** Work order **
The response must contain every line below in which "database" appears.

[Data records for software interfaces]
-----

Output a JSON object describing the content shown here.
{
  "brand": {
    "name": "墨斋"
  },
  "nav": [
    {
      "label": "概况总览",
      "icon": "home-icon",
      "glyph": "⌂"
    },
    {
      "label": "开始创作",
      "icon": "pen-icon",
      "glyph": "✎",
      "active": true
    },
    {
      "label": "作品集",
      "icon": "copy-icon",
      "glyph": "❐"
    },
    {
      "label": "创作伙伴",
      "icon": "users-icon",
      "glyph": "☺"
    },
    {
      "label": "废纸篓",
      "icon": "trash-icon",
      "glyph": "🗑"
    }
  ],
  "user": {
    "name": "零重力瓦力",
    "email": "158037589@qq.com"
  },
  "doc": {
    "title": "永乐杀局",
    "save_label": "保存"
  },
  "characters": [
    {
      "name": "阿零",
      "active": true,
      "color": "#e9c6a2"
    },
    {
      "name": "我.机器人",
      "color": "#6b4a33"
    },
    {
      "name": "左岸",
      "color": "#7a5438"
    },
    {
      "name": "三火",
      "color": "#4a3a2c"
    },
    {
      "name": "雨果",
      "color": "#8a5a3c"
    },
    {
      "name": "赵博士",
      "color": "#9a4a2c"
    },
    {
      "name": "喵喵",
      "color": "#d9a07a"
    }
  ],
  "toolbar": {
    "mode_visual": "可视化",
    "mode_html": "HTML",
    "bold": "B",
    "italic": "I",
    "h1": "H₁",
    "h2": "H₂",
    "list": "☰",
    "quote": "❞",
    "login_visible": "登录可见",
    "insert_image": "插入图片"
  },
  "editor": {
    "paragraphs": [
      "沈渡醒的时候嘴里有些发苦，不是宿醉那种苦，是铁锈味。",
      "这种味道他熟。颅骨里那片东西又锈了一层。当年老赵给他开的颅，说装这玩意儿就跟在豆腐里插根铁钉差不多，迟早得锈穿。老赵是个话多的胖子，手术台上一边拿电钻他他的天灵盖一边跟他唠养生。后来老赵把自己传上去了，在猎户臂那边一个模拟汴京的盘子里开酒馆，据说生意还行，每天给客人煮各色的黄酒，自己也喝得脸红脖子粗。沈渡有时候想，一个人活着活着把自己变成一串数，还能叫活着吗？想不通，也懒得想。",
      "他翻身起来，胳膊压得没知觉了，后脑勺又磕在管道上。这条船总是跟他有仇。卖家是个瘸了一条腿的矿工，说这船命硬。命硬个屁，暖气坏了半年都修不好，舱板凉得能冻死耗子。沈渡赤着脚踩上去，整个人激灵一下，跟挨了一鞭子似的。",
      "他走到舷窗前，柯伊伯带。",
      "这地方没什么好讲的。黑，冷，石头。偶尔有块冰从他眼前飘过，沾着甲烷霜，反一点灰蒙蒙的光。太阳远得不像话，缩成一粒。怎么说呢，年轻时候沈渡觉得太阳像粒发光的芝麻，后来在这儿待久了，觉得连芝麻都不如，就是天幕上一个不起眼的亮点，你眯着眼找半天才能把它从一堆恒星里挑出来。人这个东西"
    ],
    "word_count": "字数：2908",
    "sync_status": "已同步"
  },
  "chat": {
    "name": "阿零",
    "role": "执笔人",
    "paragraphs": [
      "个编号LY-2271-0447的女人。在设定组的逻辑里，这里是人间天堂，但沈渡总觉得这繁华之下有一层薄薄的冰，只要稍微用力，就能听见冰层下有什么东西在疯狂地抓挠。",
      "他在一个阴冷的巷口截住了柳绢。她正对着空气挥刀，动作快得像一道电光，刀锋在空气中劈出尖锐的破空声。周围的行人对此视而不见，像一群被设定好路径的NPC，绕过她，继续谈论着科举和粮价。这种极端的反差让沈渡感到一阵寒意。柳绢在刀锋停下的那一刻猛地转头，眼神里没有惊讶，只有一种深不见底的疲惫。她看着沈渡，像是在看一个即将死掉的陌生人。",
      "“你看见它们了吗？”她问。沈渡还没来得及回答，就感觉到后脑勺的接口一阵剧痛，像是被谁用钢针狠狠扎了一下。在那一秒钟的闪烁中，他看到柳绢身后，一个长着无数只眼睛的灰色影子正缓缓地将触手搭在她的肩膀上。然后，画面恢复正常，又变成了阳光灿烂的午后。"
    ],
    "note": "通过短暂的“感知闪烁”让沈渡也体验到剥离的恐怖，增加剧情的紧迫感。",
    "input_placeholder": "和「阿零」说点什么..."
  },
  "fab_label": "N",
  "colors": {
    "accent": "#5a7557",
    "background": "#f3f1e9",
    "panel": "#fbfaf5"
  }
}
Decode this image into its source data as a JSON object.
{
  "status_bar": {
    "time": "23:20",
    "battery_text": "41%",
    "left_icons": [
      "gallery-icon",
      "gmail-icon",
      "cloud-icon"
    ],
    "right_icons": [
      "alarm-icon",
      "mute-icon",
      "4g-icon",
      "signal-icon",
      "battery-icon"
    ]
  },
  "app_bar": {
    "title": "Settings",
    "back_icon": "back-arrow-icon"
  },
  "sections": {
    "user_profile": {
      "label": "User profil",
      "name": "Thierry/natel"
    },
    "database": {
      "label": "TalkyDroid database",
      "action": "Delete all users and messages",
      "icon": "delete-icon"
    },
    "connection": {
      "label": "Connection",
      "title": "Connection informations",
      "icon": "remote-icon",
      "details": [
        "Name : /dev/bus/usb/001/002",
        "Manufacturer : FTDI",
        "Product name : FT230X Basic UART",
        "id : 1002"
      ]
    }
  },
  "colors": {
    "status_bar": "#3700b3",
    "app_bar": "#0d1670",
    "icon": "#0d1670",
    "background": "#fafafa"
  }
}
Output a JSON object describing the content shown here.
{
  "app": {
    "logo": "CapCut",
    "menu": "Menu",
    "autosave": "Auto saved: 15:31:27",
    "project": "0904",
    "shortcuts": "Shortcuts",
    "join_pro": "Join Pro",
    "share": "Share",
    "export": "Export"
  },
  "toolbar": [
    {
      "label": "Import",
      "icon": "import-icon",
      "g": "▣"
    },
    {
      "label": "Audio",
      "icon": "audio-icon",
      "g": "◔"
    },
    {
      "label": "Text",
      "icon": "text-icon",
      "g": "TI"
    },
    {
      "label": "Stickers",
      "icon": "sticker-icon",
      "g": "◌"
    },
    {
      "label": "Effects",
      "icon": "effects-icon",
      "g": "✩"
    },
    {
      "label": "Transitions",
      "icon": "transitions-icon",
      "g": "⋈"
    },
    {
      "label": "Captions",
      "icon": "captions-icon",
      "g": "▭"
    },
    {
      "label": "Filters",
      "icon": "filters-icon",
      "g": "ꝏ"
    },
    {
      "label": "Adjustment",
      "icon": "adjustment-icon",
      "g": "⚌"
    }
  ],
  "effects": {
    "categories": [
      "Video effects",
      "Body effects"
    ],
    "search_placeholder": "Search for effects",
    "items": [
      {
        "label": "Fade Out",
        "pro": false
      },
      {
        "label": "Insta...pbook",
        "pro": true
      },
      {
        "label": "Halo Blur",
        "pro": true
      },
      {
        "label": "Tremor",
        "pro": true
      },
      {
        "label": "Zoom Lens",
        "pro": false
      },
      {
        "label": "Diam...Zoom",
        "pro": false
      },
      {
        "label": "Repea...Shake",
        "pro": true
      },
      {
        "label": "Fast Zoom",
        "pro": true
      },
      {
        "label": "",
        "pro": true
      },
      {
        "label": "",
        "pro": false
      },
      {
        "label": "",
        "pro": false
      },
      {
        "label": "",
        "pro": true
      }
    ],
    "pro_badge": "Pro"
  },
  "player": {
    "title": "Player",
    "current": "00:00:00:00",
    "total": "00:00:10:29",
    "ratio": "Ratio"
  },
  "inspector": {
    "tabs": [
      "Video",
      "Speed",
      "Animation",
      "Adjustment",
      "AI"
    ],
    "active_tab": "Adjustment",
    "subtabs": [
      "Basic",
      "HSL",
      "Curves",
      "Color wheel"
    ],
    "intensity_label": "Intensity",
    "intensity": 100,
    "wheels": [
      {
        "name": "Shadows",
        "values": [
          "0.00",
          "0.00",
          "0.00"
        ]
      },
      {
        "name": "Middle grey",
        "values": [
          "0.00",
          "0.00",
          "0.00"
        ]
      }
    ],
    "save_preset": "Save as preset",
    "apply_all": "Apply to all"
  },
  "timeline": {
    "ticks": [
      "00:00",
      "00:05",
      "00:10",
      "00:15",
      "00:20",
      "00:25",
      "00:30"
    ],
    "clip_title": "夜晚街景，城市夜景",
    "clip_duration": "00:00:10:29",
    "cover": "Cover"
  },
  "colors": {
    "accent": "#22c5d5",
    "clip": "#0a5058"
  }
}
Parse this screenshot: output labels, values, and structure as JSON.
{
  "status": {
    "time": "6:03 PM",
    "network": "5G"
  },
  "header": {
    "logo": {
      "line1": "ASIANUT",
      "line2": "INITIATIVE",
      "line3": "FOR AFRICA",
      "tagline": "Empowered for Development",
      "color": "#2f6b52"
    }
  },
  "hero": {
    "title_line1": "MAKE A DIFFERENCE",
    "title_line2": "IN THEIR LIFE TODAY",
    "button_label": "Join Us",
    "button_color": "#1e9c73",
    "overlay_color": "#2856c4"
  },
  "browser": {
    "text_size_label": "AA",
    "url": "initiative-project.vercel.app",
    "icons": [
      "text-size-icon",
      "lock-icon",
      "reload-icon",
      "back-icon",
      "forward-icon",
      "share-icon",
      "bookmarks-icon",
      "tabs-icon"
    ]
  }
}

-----

** Problem solution **
    "database": {
      "label": "TalkyDroid database",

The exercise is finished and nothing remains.